Give the number of lines in the records below that contain the word "gmail", and nothing more.

** Data for this exercise **
⟨
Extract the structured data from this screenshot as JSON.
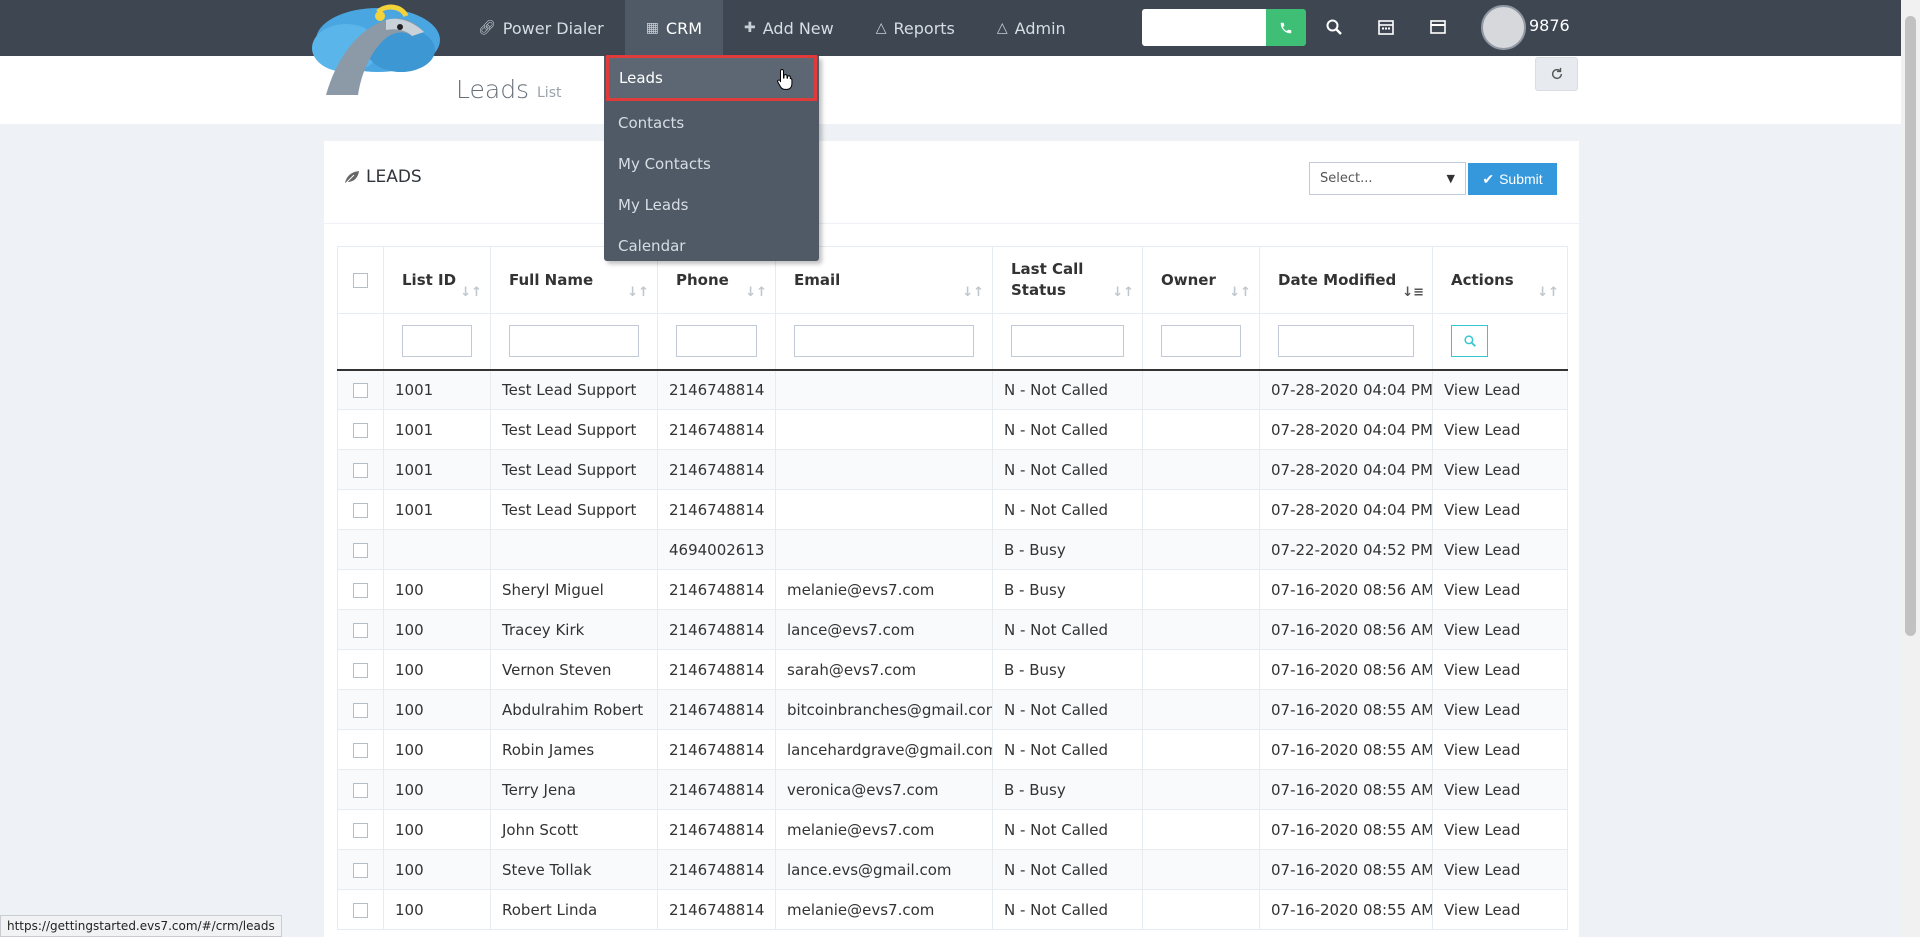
{
  "nav": {
    "items": [
      {
        "label": "Power Dialer",
        "icon": "link-icon"
      },
      {
        "label": "CRM",
        "icon": "book-icon"
      },
      {
        "label": "Add New",
        "icon": "plus-icon"
      },
      {
        "label": "Reports",
        "icon": "flask-icon"
      },
      {
        "label": "Admin",
        "icon": "flask-icon"
      }
    ],
    "user_id": "9876"
  },
  "page": {
    "title": "Leads",
    "subtitle": "List"
  },
  "crm_menu": {
    "items": [
      "Leads",
      "Contacts",
      "My Contacts",
      "My Leads",
      "Calendar"
    ]
  },
  "portlet": {
    "title": "LEADS",
    "select_placeholder": "Select...",
    "submit_label": "Submit"
  },
  "table": {
    "columns": [
      "List ID",
      "Full Name",
      "Phone",
      "Email",
      "Last Call Status",
      "Owner",
      "Date Modified",
      "Actions"
    ],
    "rows": [
      {
        "list_id": "1001",
        "name": "Test Lead Support",
        "phone": "2146748814",
        "email": "",
        "status": "N - Not Called",
        "owner": "",
        "date": "07-28-2020 04:04 PM",
        "action": "View Lead"
      },
      {
        "list_id": "1001",
        "name": "Test Lead Support",
        "phone": "2146748814",
        "email": "",
        "status": "N - Not Called",
        "owner": "",
        "date": "07-28-2020 04:04 PM",
        "action": "View Lead"
      },
      {
        "list_id": "1001",
        "name": "Test Lead Support",
        "phone": "2146748814",
        "email": "",
        "status": "N - Not Called",
        "owner": "",
        "date": "07-28-2020 04:04 PM",
        "action": "View Lead"
      },
      {
        "list_id": "1001",
        "name": "Test Lead Support",
        "phone": "2146748814",
        "email": "",
        "status": "N - Not Called",
        "owner": "",
        "date": "07-28-2020 04:04 PM",
        "action": "View Lead"
      },
      {
        "list_id": "",
        "name": "",
        "phone": "4694002613",
        "email": "",
        "status": "B - Busy",
        "owner": "",
        "date": "07-22-2020 04:52 PM",
        "action": "View Lead"
      },
      {
        "list_id": "100",
        "name": "Sheryl Miguel",
        "phone": "2146748814",
        "email": "melanie@evs7.com",
        "status": "B - Busy",
        "owner": "",
        "date": "07-16-2020 08:56 AM",
        "action": "View Lead"
      },
      {
        "list_id": "100",
        "name": "Tracey Kirk",
        "phone": "2146748814",
        "email": "lance@evs7.com",
        "status": "N - Not Called",
        "owner": "",
        "date": "07-16-2020 08:56 AM",
        "action": "View Lead"
      },
      {
        "list_id": "100",
        "name": "Vernon Steven",
        "phone": "2146748814",
        "email": "sarah@evs7.com",
        "status": "B - Busy",
        "owner": "",
        "date": "07-16-2020 08:56 AM",
        "action": "View Lead"
      },
      {
        "list_id": "100",
        "name": "Abdulrahim Robert",
        "phone": "2146748814",
        "email": "bitcoinbranches@gmail.com",
        "status": "N - Not Called",
        "owner": "",
        "date": "07-16-2020 08:55 AM",
        "action": "View Lead"
      },
      {
        "list_id": "100",
        "name": "Robin James",
        "phone": "2146748814",
        "email": "lancehardgrave@gmail.com",
        "status": "N - Not Called",
        "owner": "",
        "date": "07-16-2020 08:55 AM",
        "action": "View Lead"
      },
      {
        "list_id": "100",
        "name": "Terry Jena",
        "phone": "2146748814",
        "email": "veronica@evs7.com",
        "status": "B - Busy",
        "owner": "",
        "date": "07-16-2020 08:55 AM",
        "action": "View Lead"
      },
      {
        "list_id": "100",
        "name": "John Scott",
        "phone": "2146748814",
        "email": "melanie@evs7.com",
        "status": "N - Not Called",
        "owner": "",
        "date": "07-16-2020 08:55 AM",
        "action": "View Lead"
      },
      {
        "list_id": "100",
        "name": "Steve Tollak",
        "phone": "2146748814",
        "email": "lance.evs@gmail.com",
        "status": "N - Not Called",
        "owner": "",
        "date": "07-16-2020 08:55 AM",
        "action": "View Lead"
      },
      {
        "list_id": "100",
        "name": "Robert Linda",
        "phone": "2146748814",
        "email": "melanie@evs7.com",
        "status": "N - Not Called",
        "owner": "",
        "date": "07-16-2020 08:55 AM",
        "action": "View Lead"
      }
    ]
  },
  "statusbar": {
    "url": "https://gettingstarted.evs7.com/#/crm/leads"
  }
}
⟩
** Problem solution **
3